|M.Sc Student||Mizrahi Nadav|
|Subject||Color-Space Classification Using Fuzzy Clustering Algorithms|
|Department||Department of Biomedical Engineering||Supervisor||Professor Emeritus Isak Gath|
|Full Thesis text - in Hebrew|
Human skin detection in color images plays an important role in various applications. This task is challenging due to the complexity of color compositions, lighting conditions and the difficulty of modeling skin features in a way that would match human interpretation. In the present research, a new improved skin detector is constructed, by incorporating information derived from applying fuzzy clustering techniques to the feature space based on the Fuzzy K-means algorithm.
The selected color space is composed of the 2 chrominance components [a,b] of the perceptually isotropic CIELab color space.
In the fuzzy k-means clustering algorithm, a correct estimation of the number of clusters and initial conditions is crucial for capturing the intrinsic structures of the feature space. To this aim, an algorithm designed to find the dominant modes of the feature space is presented. A feature space histogram is constructed in order to estimate the space density function. A pointer list - matching each bin with its local maximum is iteratively modified by simple and efficient tools until convergence is reached. This algorithm is computationally efficient and shows very good results.

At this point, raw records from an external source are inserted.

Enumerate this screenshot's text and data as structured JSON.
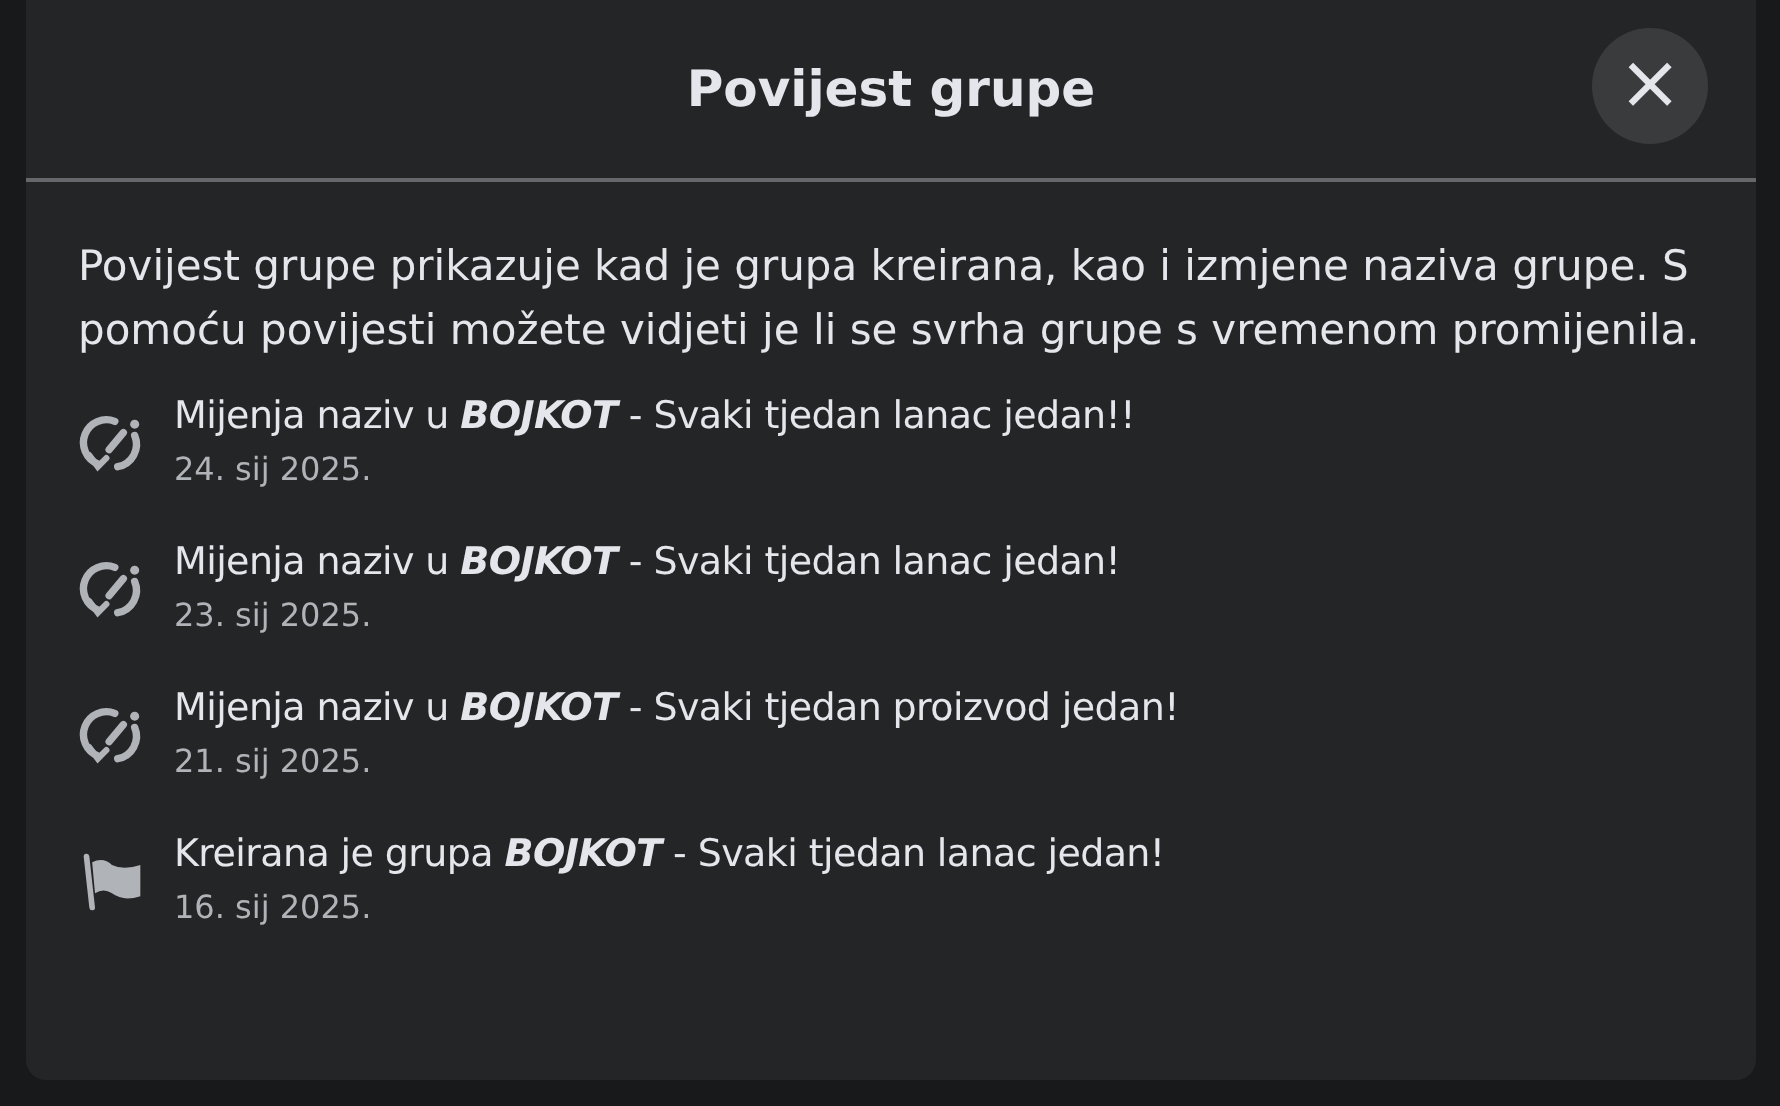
{
  "dialog": {
    "title": "Povijest grupe",
    "close_label": "×",
    "description": "Povijest grupe prikazuje kad je grupa kreirana, kao i izmjene naziva grupe. S pomoću povijesti možete vidjeti je li se svrha grupe s vremenom promijenila.",
    "events": [
      {
        "kind": "rename",
        "text": "Mijenja naziv u **BOJKOT** - Svaki tjedan lanac jedan!!",
        "date": "24. sij 2025."
      },
      {
        "kind": "rename",
        "text": "Mijenja naziv u **BOJKOT** - Svaki tjedan lanac jedan!",
        "date": "23. sij 2025."
      },
      {
        "kind": "rename",
        "text": "Mijenja naziv u **BOJKOT** - Svaki tjedan proizvod jedan!",
        "date": "21. sij 2025."
      },
      {
        "kind": "created",
        "text": "Kreirana je grupa **BOJKOT** - Svaki tjedan lanac jedan!",
        "date": "16. sij 2025."
      }
    ]
  }
}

The clustering carried out with a Euclidian distance fails to capture the true nature of the feature space. Also the cluster centroids are usually located close to a space mode. Hence, a “Valley metric” that detects space structures by focusing on "valleys" in the feature space is defined. These valleys are low density areas between space modes. They define the guidelines for the classification process, by checking if data vectors are positioned across a valley, with respect to a cluster centorid. Cluster assignment map obtained using the valley metric comply with feature space structures better then a map obtained using a Euclidian distance.
A simple skin detector is constructed, using a parametric threshold, with respect to the skin color model, derived from a large labeled image bank. “Suspected” skin clusters in the feature space are identified, using the cluster assignment map derived during the classification process. Thus, an improved skin detector is constructed by applying the threshold to “suspected” skin clusters only. Doing that, an adjustment of the general skin model is made towards the skin composition of a specific image. This detector shows improved results.
Clustering methods developed in the present research are general in the sense that they consider general feature spaces, unlimited in their dimensions and structure and are thus useful in numerous applications.